Even though the grant will result in only two jobs, Rowe says receiving such a large grant — the largest in Oregon Sea Grant’s 40-year history — from a prominent national foundation will help further boost HMSC toward the ranks of big-league ocean research centers like the renowned Scripps Institution of Oceanography in San Diego.
“We are becoming a hub for this kind of activity,” Rowe says, “and Hatfield is getting up into that same league.”
Friday, August 22, 2014
BY CLIFF HOCKLEY | OB GUEST CONTRIBUTOR
When business intersects with family, a host of situations can arise. Without a clear vision and careful planning, hard-earned investments can become stressful burdens.
Thursday, July 31, 2014
BY MARY SPILDE | OB GUEST CONTRIBUTOR
Faced with the aftermath of the “great recession,” increasing concern about the environment and dwindling family wage jobs, we have some very important choices to make about our future.
Thursday, July 24, 2014
BY CLIFF HOCKLEY | OB GUEST CONTRIBUTOR
With the increasing retirements of Baby Boomers, a massive real estate shift has created a significant increase in demand for NNN properties. The result? Increased demand has triggered higher prices and lower yields.
Monday, August 25, 2014
BY JASON NORRIS | OB GUEST BLOGGER
Ferguson Wellman’s investment views on the economy and capital markets.
Wednesday, August 20, 2014
By Kim Moore | OB Editor
The 2015 survey launched this week. It is open to for-profit private and public companies that have at least 15 full- or part-time employees in Oregon.
Friday, September 12, 2014
BY TOM COX | OB BLOGGER
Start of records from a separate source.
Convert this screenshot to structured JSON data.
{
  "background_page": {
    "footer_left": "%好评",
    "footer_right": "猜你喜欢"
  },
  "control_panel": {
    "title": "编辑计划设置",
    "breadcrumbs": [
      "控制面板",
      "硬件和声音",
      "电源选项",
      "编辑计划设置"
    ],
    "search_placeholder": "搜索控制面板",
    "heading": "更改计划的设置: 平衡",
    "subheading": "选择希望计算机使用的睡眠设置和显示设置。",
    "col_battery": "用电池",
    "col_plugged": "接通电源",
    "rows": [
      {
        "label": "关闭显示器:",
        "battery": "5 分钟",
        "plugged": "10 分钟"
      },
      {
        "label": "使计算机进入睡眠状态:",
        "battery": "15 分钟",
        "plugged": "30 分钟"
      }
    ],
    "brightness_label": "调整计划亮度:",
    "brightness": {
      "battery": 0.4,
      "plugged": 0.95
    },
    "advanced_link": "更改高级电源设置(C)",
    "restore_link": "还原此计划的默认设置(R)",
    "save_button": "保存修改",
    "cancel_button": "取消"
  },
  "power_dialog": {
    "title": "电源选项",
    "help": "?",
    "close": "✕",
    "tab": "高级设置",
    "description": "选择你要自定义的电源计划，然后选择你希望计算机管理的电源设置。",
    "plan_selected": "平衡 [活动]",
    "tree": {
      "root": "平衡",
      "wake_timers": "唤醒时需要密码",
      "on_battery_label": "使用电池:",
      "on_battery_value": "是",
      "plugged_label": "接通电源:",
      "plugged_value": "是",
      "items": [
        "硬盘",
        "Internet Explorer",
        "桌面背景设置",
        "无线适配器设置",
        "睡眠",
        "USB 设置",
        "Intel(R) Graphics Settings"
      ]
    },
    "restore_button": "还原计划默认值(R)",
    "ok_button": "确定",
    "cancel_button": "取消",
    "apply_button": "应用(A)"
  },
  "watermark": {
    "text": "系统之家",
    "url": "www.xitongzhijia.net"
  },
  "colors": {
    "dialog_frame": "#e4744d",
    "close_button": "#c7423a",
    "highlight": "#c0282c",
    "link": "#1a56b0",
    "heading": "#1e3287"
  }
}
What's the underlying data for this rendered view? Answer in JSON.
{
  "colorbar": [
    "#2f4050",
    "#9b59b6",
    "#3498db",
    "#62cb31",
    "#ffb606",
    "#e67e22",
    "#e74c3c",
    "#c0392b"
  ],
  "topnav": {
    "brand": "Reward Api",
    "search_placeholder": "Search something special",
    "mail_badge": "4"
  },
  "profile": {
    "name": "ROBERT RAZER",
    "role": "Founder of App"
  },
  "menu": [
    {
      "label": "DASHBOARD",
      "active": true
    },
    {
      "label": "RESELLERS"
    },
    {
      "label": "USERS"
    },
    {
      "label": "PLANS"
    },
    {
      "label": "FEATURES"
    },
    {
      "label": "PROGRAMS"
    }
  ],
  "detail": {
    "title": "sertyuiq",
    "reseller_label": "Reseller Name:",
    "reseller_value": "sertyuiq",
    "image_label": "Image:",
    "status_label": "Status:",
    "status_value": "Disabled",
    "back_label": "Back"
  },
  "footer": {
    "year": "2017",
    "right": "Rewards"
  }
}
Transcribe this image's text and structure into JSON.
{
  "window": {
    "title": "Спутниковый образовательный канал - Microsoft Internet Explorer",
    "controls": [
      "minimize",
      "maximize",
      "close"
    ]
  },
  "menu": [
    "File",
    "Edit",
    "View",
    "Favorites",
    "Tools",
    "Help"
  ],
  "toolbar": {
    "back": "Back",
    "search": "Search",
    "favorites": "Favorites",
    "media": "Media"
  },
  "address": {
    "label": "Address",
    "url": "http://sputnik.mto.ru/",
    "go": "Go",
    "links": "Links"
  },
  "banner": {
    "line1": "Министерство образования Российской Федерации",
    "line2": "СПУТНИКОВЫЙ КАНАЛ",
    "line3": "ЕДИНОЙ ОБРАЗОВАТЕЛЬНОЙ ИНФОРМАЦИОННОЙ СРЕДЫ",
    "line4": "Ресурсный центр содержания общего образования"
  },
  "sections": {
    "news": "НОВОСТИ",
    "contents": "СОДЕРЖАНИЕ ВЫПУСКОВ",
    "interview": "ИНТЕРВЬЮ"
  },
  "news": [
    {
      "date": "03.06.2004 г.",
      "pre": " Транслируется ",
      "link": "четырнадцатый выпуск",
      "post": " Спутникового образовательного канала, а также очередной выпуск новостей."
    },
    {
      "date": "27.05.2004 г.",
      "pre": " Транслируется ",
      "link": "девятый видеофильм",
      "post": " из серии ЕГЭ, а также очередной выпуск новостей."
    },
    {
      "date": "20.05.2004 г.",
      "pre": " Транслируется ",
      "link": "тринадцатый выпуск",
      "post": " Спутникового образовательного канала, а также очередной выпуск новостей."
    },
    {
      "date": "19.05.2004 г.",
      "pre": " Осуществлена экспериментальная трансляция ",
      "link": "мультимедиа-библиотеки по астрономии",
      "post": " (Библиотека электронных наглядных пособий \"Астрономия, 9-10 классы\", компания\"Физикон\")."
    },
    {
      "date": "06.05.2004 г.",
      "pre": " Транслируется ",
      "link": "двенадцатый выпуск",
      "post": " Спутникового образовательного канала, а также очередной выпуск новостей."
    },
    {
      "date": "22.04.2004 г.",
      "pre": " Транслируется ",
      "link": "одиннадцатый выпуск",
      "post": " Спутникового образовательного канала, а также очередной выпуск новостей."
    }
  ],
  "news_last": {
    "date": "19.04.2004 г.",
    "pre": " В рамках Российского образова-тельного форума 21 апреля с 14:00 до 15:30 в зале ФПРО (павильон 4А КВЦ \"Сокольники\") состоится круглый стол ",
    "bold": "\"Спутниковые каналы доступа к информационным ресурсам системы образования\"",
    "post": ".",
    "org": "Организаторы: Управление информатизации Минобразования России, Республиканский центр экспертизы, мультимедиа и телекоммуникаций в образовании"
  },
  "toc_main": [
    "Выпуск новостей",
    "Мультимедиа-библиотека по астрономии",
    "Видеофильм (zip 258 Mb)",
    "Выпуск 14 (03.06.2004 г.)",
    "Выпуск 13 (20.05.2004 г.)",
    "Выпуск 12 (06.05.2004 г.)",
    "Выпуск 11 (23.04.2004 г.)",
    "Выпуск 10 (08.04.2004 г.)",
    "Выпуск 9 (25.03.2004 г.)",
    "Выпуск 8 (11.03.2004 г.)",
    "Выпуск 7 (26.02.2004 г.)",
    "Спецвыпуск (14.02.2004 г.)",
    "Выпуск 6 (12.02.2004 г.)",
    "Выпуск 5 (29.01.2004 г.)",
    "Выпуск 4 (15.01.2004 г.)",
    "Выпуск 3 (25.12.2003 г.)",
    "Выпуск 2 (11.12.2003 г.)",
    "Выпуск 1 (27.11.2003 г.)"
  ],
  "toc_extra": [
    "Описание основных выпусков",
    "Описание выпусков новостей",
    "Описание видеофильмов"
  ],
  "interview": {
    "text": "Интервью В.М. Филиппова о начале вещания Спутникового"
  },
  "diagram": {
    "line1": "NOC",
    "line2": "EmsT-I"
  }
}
I often talk about what leaders can do. What about followers? If you’re a team member and you’d like to add positivity to your team, what might you do?
Tuesday, August 26, 2014
Strong public schools shore up the economy, survey respondents say. But local schools demonstrate lackluster performance.
|A Good Leap Forward|
|A Taste of Heaven|
|Fast Food Slows Down|
|Startup or Grow Up?|
|Tight and Loose|
|Scotland vote on independence begins|
|Artificial sweeteners may lead to diabetes|
|General Mills expects to save $100M|
|Sony predicts $2.14B loss|
|United Airlines offers $100K buyouts to flight attendants|
|Microsoft acquires popular game 'Minecraft'|
|Cognizant to buy TriZetto|
Is your business ready to join us in the call for action? This opening panel includes Oregon businesses who will discuss why they signed the Oregon Climate Declaration, the investments they are making to reduce carbon emissions, and how their actions are affecting their companies.
Get ready for two days of special events produced with the EPA, Portland Timbers and ISOS before and after the GoGreen Conference on October 16.
First Call Resolution targets employee well-being and client satisfaction.
How six leading foundations are working together for a better Oregon.
Vigilant enters a New Year with a new president.
Sussman Shank is proud to announce that eight attorneys have been selected by their peers for inclusion in the 2015 edition of Best Lawyers in America, the oldest and most respected peer-review publication in the legal profession.
Lane Powell Shareholder William T. Patton has been appointed to the board of directors for Cascade AIDS Project, an organization that provides educational services and outreach to thousands of Oregonians living with HIV/AIDS.